  1. Thank you for this. I applied with Grainger and got the net 30, $1,000 credit approval. No credit check required. I initially signed up but it didn’t give me the option like the screen shot above. I had to contact customer service via chat but they gave it to me right away. Thank you!!

  2. I was able to get an immediate net30 account with Quill and Uline. I made an order with Grainger and will make another couple of orders and check them in 90 days to see if they will give me a net30 account.

    I got a partially secured BP card and an Edge (Pilot/Flying J) fuel account.

    I’m also going to use Monopolize Your Marketplace and Jason Adams Transport to get my beginner reporting lines connected.

  3. Excellent article, Gerri! Uline is super simple to qualify for if you take it slow. Initially requesting $50 as a start for your net-30 account will probably increase your odds. Also, Mumeen Media Group offers new small business start-ups a business line of credit with 5% down. They report to DNB and Experian.

  4. Quill gave us a 30-day pay account immediately. We did not have to purchase anything with cash at all. Uline also set us up with an account immediately, as did Grainger. All are reporting for us.

    1. hey when you applied did you already have trade lines on your business credit or was your company new because quill and uline denied me because of no trade history on my business credit

      1. It just depends sometimes
        I was finding it hard time to apply for net 30 with grainger because no vendor was reporting on my credit
        After 3 months of reporting I re apply with grainger and was qualified for $1000 Credit because I had few tradelines.
        I will suggest you to try other vendor credit like gemplers,strategic network solutions and grainger

  5. Quill does not offer a line of credit until your business has spent a minimum of $200.00 a month for three consecutive months. The challenge we ran into is as a small business that is watching the bottom line, the 25% more that Quill charges for those things we use than we have to pay Staples (delivered free) does not make it a worthwhile account.

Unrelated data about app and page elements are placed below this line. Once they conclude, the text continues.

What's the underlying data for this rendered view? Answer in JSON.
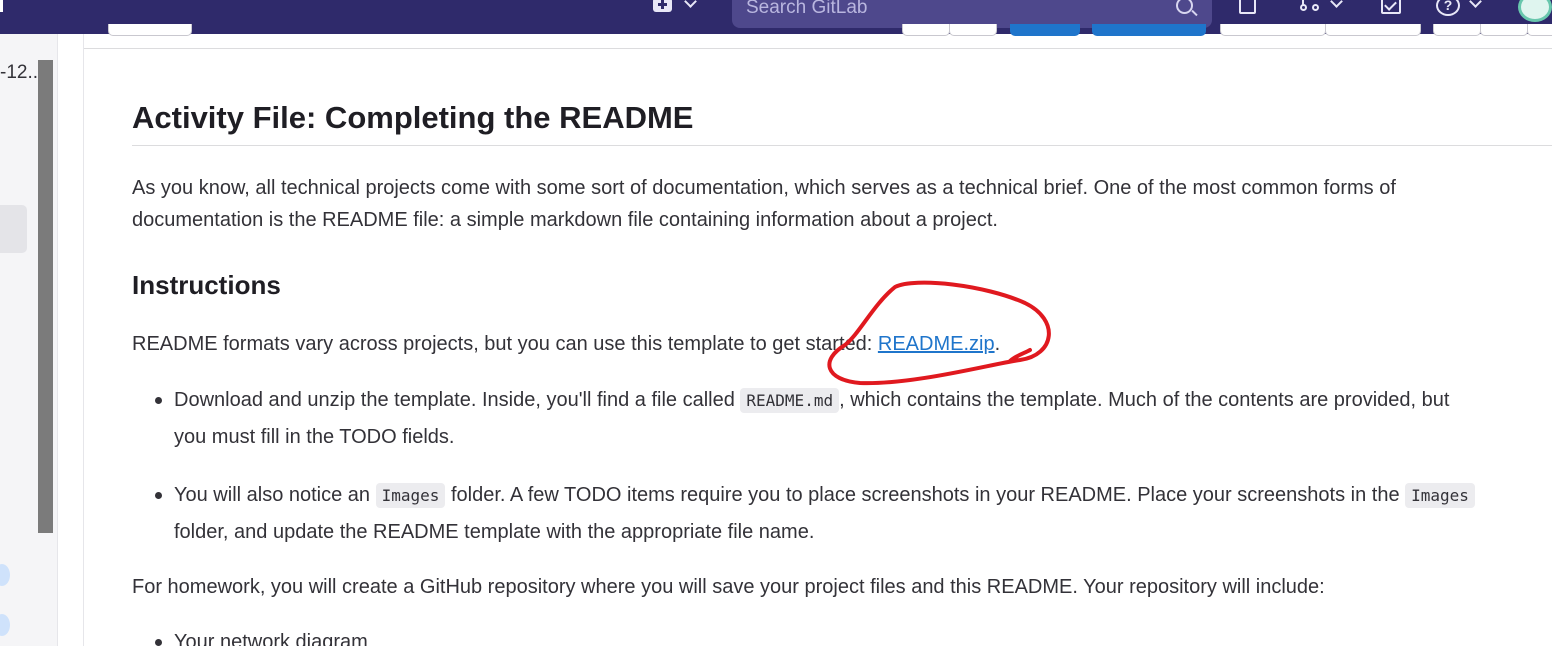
{
  "topbar": {
    "search_placeholder": "Search GitLab",
    "icons": [
      "plus-square-icon",
      "chevron-down-icon",
      "search-icon",
      "doc-edit-icon",
      "merge-request-icon",
      "todo-check-icon",
      "help-icon",
      "avatar"
    ],
    "bg_color": "#2f2a6b"
  },
  "sidebar": {
    "truncated_label": "-12.."
  },
  "article": {
    "title": "Activity File: Completing the README",
    "intro_line1": "As you know, all technical projects come with some sort of documentation, which serves as a technical brief. One of the most common forms of",
    "intro_line2": "documentation is the README file: a simple markdown file containing information about a project.",
    "instructions_heading": "Instructions",
    "template_text": "README formats vary across projects, but you can use this template to get started: ",
    "template_link": "README.zip",
    "template_end": ".",
    "bullet1_a": "Download and unzip the template. Inside, you'll find a file called ",
    "bullet1_code": "README.md",
    "bullet1_b": ", which contains the template. Much of the contents are provided, but",
    "bullet1_line2": "you must fill in the TODO fields.",
    "bullet2_a": "You will also notice an ",
    "bullet2_code1": "Images",
    "bullet2_b": " folder. A few TODO items require you to place screenshots in your README. Place your screenshots in the ",
    "bullet2_code2": "Images",
    "bullet2_line2": "folder, and update the README template with the appropriate file name.",
    "homework_text": "For homework, you will create a GitHub repository where you will save your project files and this README. Your repository will include:",
    "bullet3": "Your network diagram"
  },
  "annotation": {
    "color": "#e0191f"
  }
}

    1. I did not need to purchase that much in fact I only purchased $36 to start not knowing if it was a minimum, and when I didn’t have the invoice option, I called they fixed it and was invoices for $36 and now have my net 30, lol.. always best to call they can just set you up over phone often times anyway

  6. Yes not all report to everyone. The three listed do report to either D&B or Experian or both. My Nav.com scores shows both D&B and Experian. My D&B shows trade lines . There is also Equifax but I don’t have an account with them.

  7. I have these 3 and 3 more. I’m working on getting a fleet fuel card. It was an easy process to get the three mentioned above and my d&b does show I have trade lines now. I also have Nav and it shows my business rating. I made no personal guarantees. Strictly business credit.

      1. Wilmar was one I have from 2016 not sure & I also had a website & email venture Logix that reported but site crashed just recently so not sure what’s going on. It was great $20 / mo

    1. Shell fleet card is great, they provide a line of credit and bill monthly. Chevron bills every two weeks and charges a $75.00 late charge if you do not pay the entire bill every two weeks.

        1. Erica – Do you mean without a personal guarantee? Shell’s site says: “If any of the following apply, you may be eligible for an account with only business liability. Does your business meet any of the following criteria: a government entity, a non-profit organization, or a corporation in business for at least 3 years with more than $1,000,000 in annual sales?”